» ACTIVITY
Entries follow. Return each line that contains the word "with".

Segment Start: INPUT DATA

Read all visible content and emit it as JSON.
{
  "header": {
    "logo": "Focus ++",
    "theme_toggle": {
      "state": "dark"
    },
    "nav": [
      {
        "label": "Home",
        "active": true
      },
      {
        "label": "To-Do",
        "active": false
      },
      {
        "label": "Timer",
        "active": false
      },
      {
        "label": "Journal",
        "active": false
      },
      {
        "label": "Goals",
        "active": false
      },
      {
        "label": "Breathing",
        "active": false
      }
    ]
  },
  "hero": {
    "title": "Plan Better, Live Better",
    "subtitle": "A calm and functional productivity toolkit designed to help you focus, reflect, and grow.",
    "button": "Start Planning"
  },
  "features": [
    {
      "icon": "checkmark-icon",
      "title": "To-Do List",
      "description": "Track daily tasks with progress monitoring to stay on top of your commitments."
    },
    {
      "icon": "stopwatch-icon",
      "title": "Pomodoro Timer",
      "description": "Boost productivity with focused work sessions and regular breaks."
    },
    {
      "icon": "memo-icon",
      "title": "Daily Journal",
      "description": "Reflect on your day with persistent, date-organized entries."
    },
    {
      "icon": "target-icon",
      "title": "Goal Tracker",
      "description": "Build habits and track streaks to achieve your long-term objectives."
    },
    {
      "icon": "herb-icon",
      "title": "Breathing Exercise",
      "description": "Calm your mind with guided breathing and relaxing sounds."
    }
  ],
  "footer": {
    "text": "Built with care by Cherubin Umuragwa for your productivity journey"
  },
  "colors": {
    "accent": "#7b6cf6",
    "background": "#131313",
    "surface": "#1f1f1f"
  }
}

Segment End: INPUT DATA
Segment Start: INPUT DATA

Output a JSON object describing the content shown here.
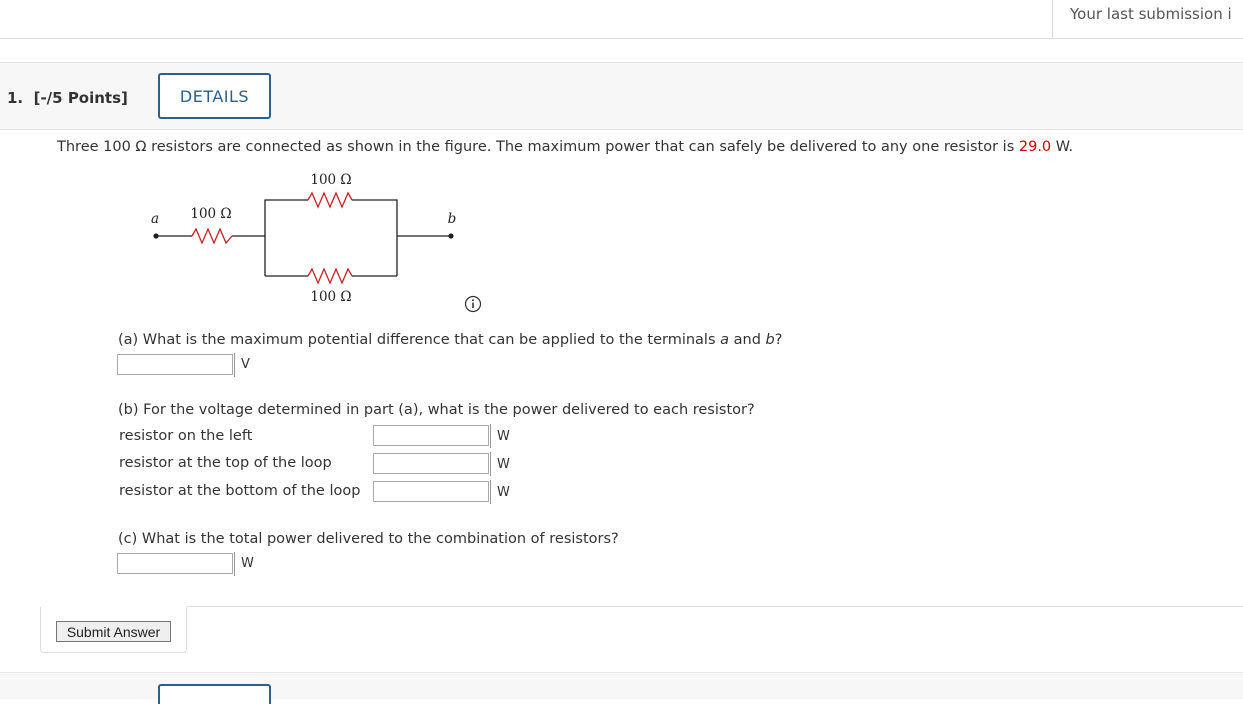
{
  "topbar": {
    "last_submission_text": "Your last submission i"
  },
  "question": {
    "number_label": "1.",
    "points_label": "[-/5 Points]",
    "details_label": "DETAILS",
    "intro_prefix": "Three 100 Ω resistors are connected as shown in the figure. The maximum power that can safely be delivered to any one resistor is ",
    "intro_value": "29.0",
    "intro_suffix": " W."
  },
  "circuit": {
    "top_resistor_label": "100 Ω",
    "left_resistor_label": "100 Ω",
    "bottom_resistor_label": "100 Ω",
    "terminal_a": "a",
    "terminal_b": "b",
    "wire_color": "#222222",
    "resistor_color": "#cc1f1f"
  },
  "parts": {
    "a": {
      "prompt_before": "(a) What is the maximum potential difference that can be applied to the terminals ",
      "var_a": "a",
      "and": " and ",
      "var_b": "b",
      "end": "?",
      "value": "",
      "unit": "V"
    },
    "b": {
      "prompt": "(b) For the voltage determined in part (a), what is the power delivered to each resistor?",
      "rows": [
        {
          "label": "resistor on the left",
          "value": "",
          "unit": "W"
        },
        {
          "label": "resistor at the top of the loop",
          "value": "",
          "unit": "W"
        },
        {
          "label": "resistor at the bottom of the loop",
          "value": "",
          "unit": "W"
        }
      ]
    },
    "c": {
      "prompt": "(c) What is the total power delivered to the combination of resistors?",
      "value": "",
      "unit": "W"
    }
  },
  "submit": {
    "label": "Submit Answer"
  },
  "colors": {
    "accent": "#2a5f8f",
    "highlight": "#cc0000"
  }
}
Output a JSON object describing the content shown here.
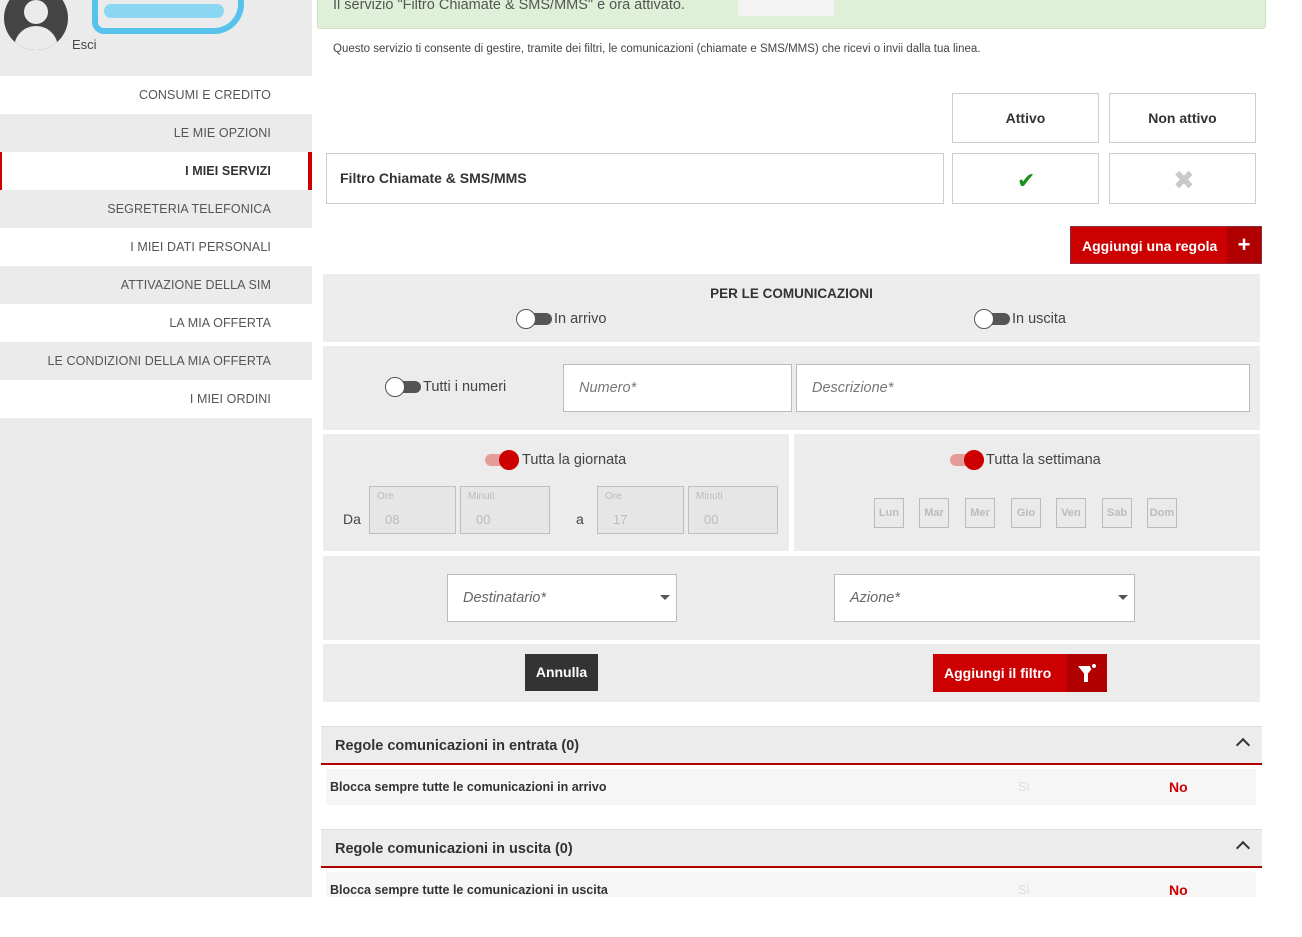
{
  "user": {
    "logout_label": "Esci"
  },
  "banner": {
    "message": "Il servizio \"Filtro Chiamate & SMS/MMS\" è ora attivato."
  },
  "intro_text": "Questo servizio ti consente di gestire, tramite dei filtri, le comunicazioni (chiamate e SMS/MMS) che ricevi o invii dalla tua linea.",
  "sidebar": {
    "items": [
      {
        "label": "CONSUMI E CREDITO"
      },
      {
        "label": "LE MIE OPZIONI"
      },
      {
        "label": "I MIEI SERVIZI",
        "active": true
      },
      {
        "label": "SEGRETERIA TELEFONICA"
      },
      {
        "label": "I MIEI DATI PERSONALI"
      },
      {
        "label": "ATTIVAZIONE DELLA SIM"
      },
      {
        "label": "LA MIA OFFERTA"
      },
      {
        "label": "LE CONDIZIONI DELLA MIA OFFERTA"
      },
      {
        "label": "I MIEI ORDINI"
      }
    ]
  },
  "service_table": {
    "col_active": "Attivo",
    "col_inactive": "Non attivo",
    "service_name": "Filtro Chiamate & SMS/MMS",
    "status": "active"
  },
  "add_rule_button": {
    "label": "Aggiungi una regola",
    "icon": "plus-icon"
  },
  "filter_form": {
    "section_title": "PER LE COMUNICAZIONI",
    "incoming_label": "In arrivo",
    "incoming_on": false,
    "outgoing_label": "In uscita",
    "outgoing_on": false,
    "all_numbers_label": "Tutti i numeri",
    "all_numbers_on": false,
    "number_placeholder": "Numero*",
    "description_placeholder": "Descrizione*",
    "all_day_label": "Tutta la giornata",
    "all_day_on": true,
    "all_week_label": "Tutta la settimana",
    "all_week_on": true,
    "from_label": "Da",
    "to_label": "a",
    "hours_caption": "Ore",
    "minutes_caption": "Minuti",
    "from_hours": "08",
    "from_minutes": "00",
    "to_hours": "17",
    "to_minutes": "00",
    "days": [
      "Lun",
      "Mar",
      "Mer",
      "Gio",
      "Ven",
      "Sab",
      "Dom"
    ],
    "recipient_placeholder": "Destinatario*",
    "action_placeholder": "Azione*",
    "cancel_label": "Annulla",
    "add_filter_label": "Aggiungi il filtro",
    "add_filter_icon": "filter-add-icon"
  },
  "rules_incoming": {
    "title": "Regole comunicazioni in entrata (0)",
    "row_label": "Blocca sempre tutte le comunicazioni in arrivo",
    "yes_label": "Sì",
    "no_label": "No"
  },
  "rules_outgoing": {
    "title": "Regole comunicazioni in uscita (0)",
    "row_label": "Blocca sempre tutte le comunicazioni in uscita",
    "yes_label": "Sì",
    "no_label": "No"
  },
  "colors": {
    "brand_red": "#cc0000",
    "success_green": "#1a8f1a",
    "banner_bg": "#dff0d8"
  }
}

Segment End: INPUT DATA

» FINAL ANSWER
      "description": "Track daily tasks with progress monitoring to stay on top of your commitments."
      "description": "Boost productivity with focused work sessions and regular breaks."
      "description": "Reflect on your day with persistent, date-organized entries."
      "description": "Calm your mind with guided breathing and relaxing sounds."
    "text": "Built with care by Cherubin Umuragwa for your productivity journey"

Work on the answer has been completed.